:: WORK TASK ::
What is needed is a verbatim copy of all the records.

:: DATASET ::

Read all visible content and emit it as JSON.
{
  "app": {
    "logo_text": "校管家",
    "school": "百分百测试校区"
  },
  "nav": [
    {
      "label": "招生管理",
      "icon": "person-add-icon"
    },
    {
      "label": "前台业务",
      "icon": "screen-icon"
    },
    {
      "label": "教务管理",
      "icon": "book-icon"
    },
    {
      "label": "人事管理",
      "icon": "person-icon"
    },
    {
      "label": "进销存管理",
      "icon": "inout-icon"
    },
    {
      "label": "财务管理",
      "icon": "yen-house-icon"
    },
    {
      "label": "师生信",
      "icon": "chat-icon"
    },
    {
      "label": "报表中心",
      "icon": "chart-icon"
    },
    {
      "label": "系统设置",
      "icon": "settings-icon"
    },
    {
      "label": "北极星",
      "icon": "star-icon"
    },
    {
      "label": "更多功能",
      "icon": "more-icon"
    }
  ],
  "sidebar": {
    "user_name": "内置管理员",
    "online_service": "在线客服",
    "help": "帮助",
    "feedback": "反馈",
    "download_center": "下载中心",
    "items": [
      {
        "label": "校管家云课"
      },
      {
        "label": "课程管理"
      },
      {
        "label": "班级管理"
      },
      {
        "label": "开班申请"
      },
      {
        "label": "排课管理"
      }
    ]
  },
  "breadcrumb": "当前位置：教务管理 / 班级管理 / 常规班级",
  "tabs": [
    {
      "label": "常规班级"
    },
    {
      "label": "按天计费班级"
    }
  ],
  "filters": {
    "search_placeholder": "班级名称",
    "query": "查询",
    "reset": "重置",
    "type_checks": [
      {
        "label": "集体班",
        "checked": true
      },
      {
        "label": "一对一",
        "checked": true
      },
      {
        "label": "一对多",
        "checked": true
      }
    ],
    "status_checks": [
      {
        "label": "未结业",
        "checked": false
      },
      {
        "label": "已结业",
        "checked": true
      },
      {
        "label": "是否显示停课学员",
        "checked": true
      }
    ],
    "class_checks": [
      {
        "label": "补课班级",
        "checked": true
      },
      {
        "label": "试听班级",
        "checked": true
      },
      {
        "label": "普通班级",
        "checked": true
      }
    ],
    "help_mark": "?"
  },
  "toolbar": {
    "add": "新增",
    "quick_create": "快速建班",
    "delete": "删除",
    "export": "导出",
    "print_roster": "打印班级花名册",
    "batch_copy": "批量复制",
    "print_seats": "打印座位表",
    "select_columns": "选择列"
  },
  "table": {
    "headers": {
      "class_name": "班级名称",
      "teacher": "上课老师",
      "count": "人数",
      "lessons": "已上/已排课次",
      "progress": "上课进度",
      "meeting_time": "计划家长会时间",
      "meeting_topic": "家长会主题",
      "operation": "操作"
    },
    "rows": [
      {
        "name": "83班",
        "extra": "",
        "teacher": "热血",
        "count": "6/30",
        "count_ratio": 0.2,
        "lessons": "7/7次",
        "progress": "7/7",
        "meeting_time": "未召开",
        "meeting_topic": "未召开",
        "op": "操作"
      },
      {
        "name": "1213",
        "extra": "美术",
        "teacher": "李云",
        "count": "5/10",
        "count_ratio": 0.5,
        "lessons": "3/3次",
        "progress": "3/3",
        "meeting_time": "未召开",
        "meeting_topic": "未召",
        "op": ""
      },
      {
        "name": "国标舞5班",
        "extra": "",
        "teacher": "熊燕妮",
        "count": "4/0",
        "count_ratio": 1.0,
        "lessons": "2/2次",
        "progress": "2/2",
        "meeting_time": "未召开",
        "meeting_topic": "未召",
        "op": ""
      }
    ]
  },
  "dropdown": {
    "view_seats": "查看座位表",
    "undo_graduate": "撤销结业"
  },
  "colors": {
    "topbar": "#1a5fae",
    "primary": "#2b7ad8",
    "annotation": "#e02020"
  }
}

:: RESULT BELOW ::
Read all visible content and emit it as JSON.
{
  "app": {
    "logo_text": "校管家",
    "school": "百分百测试校区"
  },
  "nav": [
    {
      "label": "招生管理",
      "icon": "person-add-icon"
    },
    {
      "label": "前台业务",
      "icon": "screen-icon"
    },
    {
      "label": "教务管理",
      "icon": "book-icon"
    },
    {
      "label": "人事管理",
      "icon": "person-icon"
    },
    {
      "label": "进销存管理",
      "icon": "inout-icon"
    },
    {
      "label": "财务管理",
      "icon": "yen-house-icon"
    },
    {
      "label": "师生信",
      "icon": "chat-icon"
    },
    {
      "label": "报表中心",
      "icon": "chart-icon"
    },
    {
      "label": "系统设置",
      "icon": "settings-icon"
    },
    {
      "label": "北极星",
      "icon": "star-icon"
    },
    {
      "label": "更多功能",
      "icon": "more-icon"
    }
  ],
  "sidebar": {
    "user_name": "内置管理员",
    "online_service": "在线客服",
    "help": "帮助",
    "feedback": "反馈",
    "download_center": "下载中心",
    "items": [
      {
        "label": "校管家云课"
      },
      {
        "label": "课程管理"
      },
      {
        "label": "班级管理"
      },
      {
        "label": "开班申请"
      },
      {
        "label": "排课管理"
      }
    ]
  },
  "breadcrumb": "当前位置：教务管理 / 班级管理 / 常规班级",
  "tabs": [
    {
      "label": "常规班级"
    },
    {
      "label": "按天计费班级"
    }
  ],
  "filters": {
    "search_placeholder": "班级名称",
    "query": "查询",
    "reset": "重置",
    "type_checks": [
      {
        "label": "集体班",
        "checked": true
      },
      {
        "label": "一对一",
        "checked": true
      },
      {
        "label": "一对多",
        "checked": true
      }
    ],
    "status_checks": [
      {
        "label": "未结业",
        "checked": false
      },
      {
        "label": "已结业",
        "checked": true
      },
      {
        "label": "是否显示停课学员",
        "checked": true
      }
    ],
    "class_checks": [
      {
        "label": "补课班级",
        "checked": true
      },
      {
        "label": "试听班级",
        "checked": true
      },
      {
        "label": "普通班级",
        "checked": true
      }
    ],
    "help_mark": "?"
  },
  "toolbar": {
    "add": "新增",
    "quick_create": "快速建班",
    "delete": "删除",
    "export": "导出",
    "print_roster": "打印班级花名册",
    "batch_copy": "批量复制",
    "print_seats": "打印座位表",
    "select_columns": "选择列"
  },
  "table": {
    "headers": {
      "class_name": "班级名称",
      "teacher": "上课老师",
      "count": "人数",
      "lessons": "已上/已排课次",
      "progress": "上课进度",
      "meeting_time": "计划家长会时间",
      "meeting_topic": "家长会主题",
      "operation": "操作"
    },
    "rows": [
      {
        "name": "83班",
        "extra": "",
        "teacher": "热血",
        "count": "6/30",
        "count_ratio": 0.2,
        "lessons": "7/7次",
        "progress": "7/7",
        "meeting_time": "未召开",
        "meeting_topic": "未召开",
        "op": "操作"
      },
      {
        "name": "1213",
        "extra": "美术",
        "teacher": "李云",
        "count": "5/10",
        "count_ratio": 0.5,
        "lessons": "3/3次",
        "progress": "3/3",
        "meeting_time": "未召开",
        "meeting_topic": "未召",
        "op": ""
      },
      {
        "name": "国标舞5班",
        "extra": "",
        "teacher": "熊燕妮",
        "count": "4/0",
        "count_ratio": 1.0,
        "lessons": "2/2次",
        "progress": "2/2",
        "meeting_time": "未召开",
        "meeting_topic": "未召",
        "op": ""
      }
    ]
  },
  "dropdown": {
    "view_seats": "查看座位表",
    "undo_graduate": "撤销结业"
  },
  "colors": {
    "topbar": "#1a5fae",
    "primary": "#2b7ad8",
    "annotation": "#e02020"
  }
}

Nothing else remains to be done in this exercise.